ASSIGNED TASK |
Search the records for the string "amount", then copy each line that has it.

DATA UNDER STUDY |
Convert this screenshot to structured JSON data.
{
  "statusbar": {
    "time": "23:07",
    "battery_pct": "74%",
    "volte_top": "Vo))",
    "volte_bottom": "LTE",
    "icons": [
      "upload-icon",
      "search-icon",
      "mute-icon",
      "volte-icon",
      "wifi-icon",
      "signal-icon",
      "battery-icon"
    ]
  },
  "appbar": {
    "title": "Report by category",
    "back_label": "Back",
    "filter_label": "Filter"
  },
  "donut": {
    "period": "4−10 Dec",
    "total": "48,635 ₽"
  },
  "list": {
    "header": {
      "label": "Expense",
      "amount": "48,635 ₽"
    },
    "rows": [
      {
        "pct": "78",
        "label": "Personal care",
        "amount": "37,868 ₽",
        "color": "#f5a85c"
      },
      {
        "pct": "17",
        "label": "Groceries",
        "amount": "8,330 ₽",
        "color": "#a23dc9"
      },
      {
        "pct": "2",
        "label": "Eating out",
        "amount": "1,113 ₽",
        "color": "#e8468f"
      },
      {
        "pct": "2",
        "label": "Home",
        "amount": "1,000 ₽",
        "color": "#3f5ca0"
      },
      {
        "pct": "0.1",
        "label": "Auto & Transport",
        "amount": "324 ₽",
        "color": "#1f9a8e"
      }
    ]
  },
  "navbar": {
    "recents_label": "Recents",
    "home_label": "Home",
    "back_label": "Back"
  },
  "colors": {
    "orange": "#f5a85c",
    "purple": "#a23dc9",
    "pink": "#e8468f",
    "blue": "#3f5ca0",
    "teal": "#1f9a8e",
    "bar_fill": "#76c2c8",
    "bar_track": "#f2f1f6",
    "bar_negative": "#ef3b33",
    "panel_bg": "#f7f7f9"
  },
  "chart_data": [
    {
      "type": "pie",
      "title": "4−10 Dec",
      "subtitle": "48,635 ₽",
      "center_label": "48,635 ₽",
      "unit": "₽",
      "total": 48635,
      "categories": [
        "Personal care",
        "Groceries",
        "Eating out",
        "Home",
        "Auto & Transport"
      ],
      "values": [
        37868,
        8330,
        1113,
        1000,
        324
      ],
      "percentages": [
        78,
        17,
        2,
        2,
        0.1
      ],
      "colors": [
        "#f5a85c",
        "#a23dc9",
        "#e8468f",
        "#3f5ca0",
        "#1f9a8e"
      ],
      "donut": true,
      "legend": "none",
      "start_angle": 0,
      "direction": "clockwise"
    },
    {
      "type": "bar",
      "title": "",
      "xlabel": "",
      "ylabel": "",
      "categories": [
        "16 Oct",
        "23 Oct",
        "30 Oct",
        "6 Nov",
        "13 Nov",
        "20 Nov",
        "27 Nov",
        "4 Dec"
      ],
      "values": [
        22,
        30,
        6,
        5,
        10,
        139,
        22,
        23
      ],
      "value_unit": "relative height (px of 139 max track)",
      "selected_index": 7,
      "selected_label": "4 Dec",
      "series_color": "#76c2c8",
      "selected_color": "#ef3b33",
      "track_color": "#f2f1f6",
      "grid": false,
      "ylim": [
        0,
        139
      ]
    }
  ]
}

YOUR SOLUTION |
      "amount": "48,635 ₽"
        "amount": "37,868 ₽",
        "amount": "8,330 ₽",
        "amount": "1,113 ₽",
        "amount": "1,000 ₽",
        "amount": "324 ₽",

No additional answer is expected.